The Commonwealth argues that it was the drugs that were readily located in the black car and not the money, and that therefore the jury were warranted in inferring that the defendant was a dealer who had hastily transferred the heroin to the driver rather than a buyer who had given the driver money. The facts
do not support this argument. Kinsella found the heroin after a conversation outside the car with the driver. There was no testimony that the heroin was easily spotted. Nor was there evidence that the driver's money was inaccessible and therefore unlikely to have been recently obtained. Other than the fact that it was found on the driver, apparently during booking, and not in the car, the jury had no information about the money except the approximate amount.
While Kinsella's supposition about the defendant's underwear, which Kinsella did not see, may arguably support the Commonwealth's theory, the fact that it was the driver who had both money and fifteen bags of heroin, whereas there is no evidence the defendant had either, balances the inference regarding the underwear. "When the evidence tends equally to sustain either of two inconsistent propositions, neither of them can be said to have been established by legitimate proof." Commonwealth v. Croft, 345 Mass. 143 , 145 (1962), quoting from Commonwealth v. O'Brien, 305 Mass. 393 , 400 (1940). "In choosing among the possible inferences from the evidence presented, a jury necessarily would have had to employ conjecture.
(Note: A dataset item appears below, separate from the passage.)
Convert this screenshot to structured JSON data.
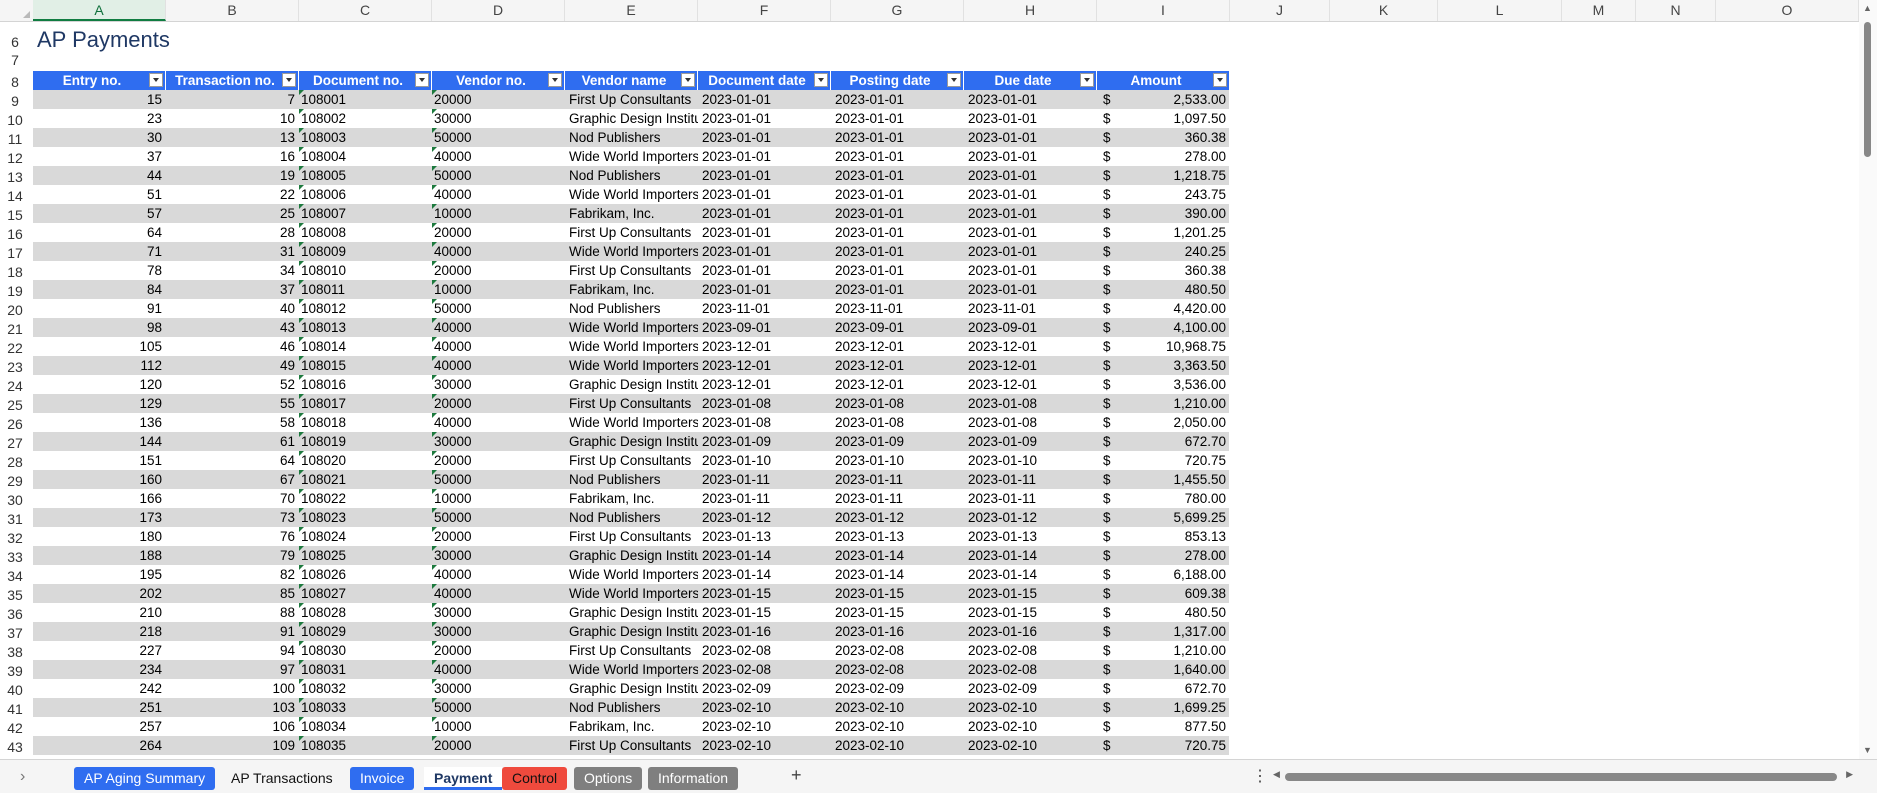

This is insufficient to sustain the burden resting on the Commonwealth." Commonwealth v. Croft, 345 Mass. at 145. The motion for a required finding should have been allowed. See Commonwealth v. Senati, 3 Mass. App. Ct. 304 , 306 (1975) (five bags near defendant who had $41; small amount of cocaine near other man who had $146; evidence insufficient to determine who was buyer and who was seller); Commonwealth v. Tripp, 14 Mass. App. Ct. 997 , 998 (1982) (one man counting money; another with packages of narcotics); Commonwealth v. Reid, 29 Mass. App. Ct. 537 , 538-539 (1990), all cited as distinguishable in Soto, 45 Mass. App. Ct. at 112. See also Commonwealth v. Dennis, 33 Mass. App. Ct. 666 , 667-668, 672 (1992) (head shake disapproving proposed sale of cocaine inconclusive). Contrast Commonwealth v. Savageau, 42 Mass. App. Ct. 518 , 520 (1997) (exchange of small items between defendant and pedestrian plus passenger's visible possession of cocaine packaged for sale plus beeper on defendant's belt "tip the scale in favor of sufficiency" [citation omitted]); Commonwealth v. Gonzalez, 47 Mass. App. Ct. at 256, 258 (defendant and
collaborator lingering on street comer for over an hour signaling to passing cars).
Verdicts set aside.
Judgments for the defendant.